Sniffer dogs detect nearly €20 million in drugs last year


Customs sniffer dogs stopped almost €20 million worth of drugs being smuggled by sea, air and post into Ireland last year, it was revealed today.

The hounds helped customs officers bag more than 2,830kg of herbal cannabis, cocaine, heroin and cannabis resin, as well as significant batches of cash and tobacco.

The dogs also stopped would-be users or suppliers sneaking in a punnet of magic mushrooms worth €90 and six hash cakes.

A Revenue Customs spokesman said the animals were a vital element in the war on smugglers.

“They are very, very useful and one of the important tools in the fight against smuggling,” he said.

“We have a number of dogs, drugs dogs, a dog that can sniff out tobacco and we have a dog that can sniff out cash.

“They’ve been very successful.”

There are 12 dogs in total based at airports and sea ports across the state and one at the mail centre in Portlaoise.

Thatcher, Buster and Chip are in Dublin port, Storm and Lulu are based at Dublin airport, Max and Jet in Cork, Toby in Portlaoise, Shadow in Shannon Airport and Mickey in Sligo.

The star recruit, Dillon, is based at Rosslare Europort and was awarded person of the month last October by south-east radio for his drug-busting efforts.

The now four-year-old was recruited by Revenue in 2005 and spent one month training with the RAF in the UK before beginning service at Rosslare Europort, where last year he helped nab narcotics worth €19.1 million.

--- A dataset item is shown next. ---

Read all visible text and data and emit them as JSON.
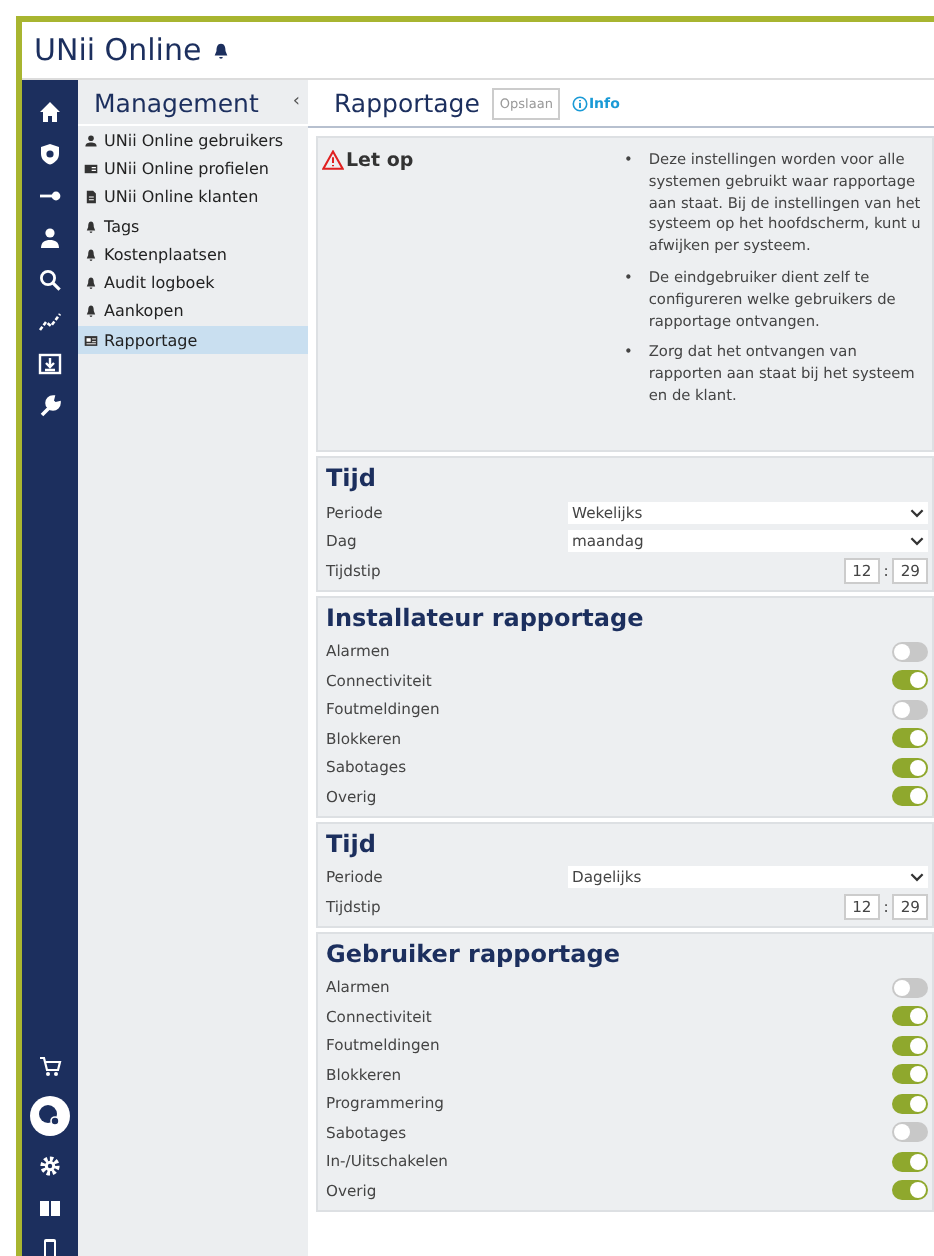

Dillon has stopped drugs worth €24 million being smuggled into the country since taking up his role, with some in elaborate concealments such as the petrol tank of a car and under the floor of a 40ft container.

In the autumn he featured in the TV series Customs.

His predecessor at Rosslare Europort, Zak, is now retired and at 14-years-old still lives with Denis Lawlor, his handler.

The crime cracking animals, usually springer spaniels, setters or labradors, stay in operation for up to seven years and then retire to a life of peace and quiet with their customs handlers.